### [Goal of the exercise]
Scan the material below for the word "text", then copy every line in which it appears.

### [Data excerpts]
BEGIN

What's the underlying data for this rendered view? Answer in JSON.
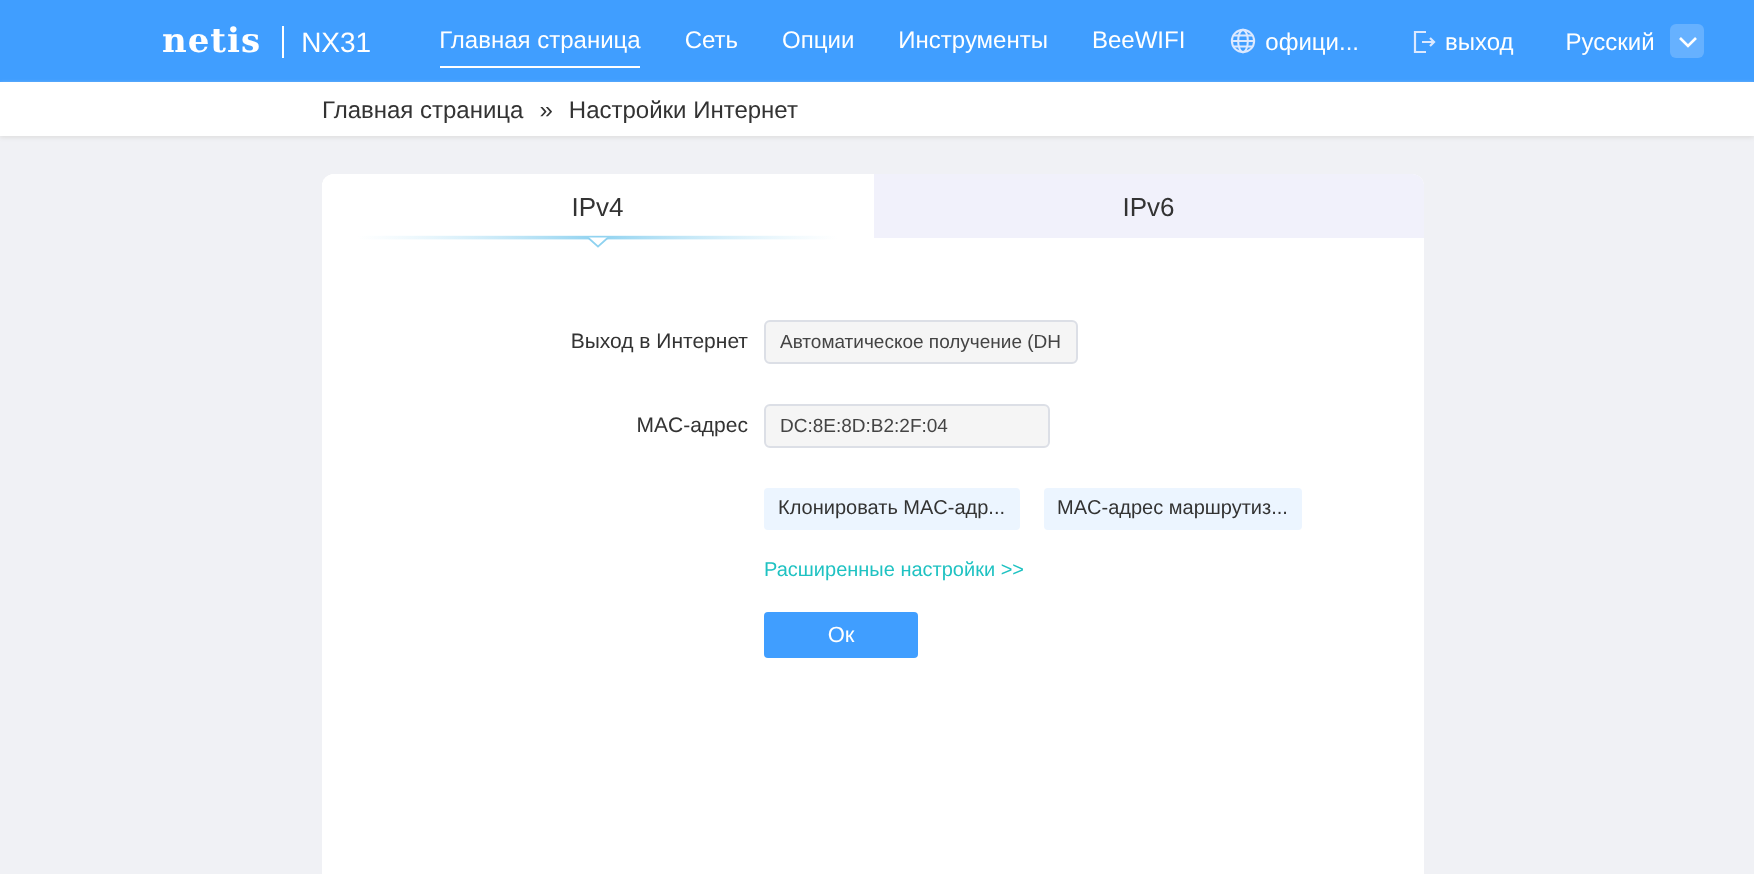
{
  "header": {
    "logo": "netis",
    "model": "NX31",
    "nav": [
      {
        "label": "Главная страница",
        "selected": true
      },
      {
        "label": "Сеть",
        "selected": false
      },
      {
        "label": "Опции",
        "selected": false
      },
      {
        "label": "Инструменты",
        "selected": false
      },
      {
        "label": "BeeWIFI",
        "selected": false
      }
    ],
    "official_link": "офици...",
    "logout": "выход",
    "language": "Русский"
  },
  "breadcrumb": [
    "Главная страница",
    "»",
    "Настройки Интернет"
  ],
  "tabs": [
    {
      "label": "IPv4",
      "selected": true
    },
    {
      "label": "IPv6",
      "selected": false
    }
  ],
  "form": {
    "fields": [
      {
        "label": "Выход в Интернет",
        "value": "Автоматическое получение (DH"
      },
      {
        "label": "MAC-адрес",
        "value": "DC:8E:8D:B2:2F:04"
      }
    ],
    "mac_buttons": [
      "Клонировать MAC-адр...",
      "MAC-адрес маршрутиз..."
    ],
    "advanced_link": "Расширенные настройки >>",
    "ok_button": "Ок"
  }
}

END
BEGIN

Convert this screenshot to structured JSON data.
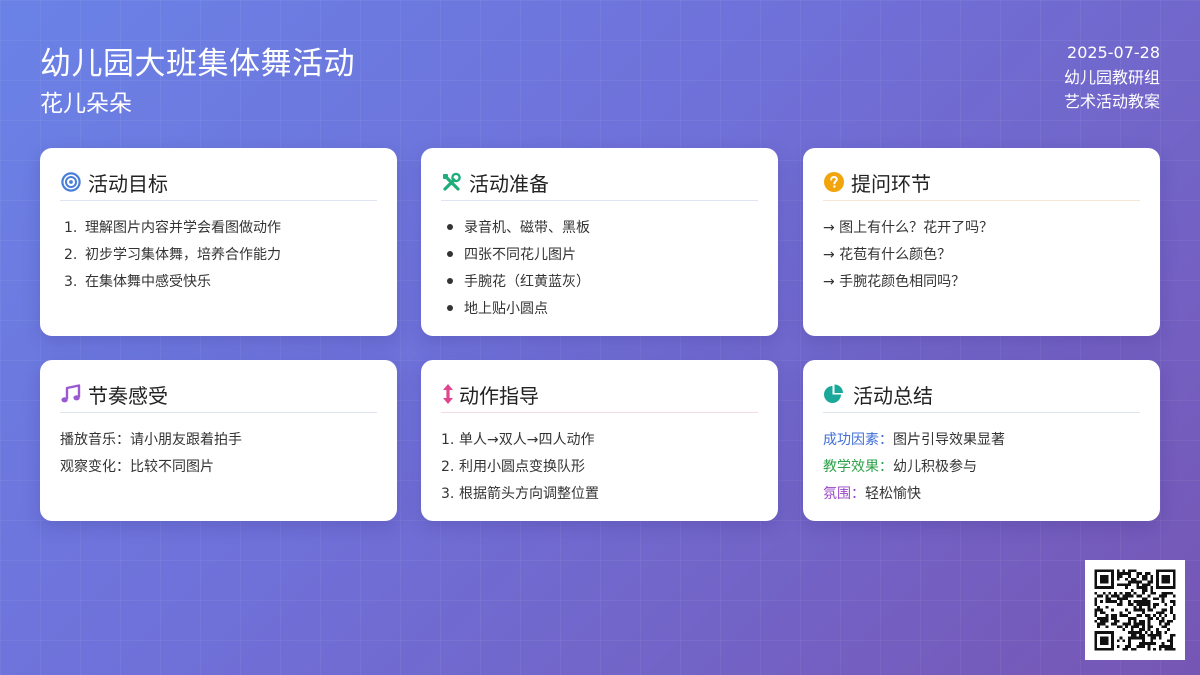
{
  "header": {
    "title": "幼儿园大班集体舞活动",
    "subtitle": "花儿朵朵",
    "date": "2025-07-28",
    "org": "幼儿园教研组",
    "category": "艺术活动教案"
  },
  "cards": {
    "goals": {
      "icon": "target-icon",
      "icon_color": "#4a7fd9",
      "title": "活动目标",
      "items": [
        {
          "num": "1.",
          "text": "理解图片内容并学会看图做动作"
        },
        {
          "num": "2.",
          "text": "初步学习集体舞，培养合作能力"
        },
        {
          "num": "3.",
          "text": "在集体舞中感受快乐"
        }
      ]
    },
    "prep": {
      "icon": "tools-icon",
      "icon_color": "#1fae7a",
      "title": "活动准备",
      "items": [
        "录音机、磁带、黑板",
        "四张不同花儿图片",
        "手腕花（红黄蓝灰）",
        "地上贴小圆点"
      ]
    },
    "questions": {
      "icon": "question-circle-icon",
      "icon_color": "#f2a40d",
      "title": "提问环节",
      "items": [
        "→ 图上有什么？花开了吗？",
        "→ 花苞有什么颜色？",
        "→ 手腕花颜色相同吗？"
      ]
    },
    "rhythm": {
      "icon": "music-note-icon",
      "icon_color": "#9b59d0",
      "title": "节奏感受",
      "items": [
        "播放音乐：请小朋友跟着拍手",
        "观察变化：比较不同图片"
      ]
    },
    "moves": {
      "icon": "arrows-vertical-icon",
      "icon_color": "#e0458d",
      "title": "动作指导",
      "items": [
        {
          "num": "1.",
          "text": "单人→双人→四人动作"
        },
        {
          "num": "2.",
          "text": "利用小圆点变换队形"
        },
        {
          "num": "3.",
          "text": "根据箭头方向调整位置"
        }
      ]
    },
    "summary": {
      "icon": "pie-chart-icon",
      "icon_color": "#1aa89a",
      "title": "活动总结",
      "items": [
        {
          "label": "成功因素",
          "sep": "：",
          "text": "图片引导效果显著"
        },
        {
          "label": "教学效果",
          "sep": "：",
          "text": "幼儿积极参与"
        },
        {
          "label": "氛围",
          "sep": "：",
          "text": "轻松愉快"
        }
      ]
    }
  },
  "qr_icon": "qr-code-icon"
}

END

### [Solution to the exercise]
          "text": "理解图片内容并学会看图做动作"
          "text": "初步学习集体舞，培养合作能力"
          "text": "在集体舞中感受快乐"
          "text": "单人→双人→四人动作"
          "text": "利用小圆点变换队形"
          "text": "根据箭头方向调整位置"
          "text": "图片引导效果显著"
          "text": "幼儿积极参与"
          "text": "轻松愉快"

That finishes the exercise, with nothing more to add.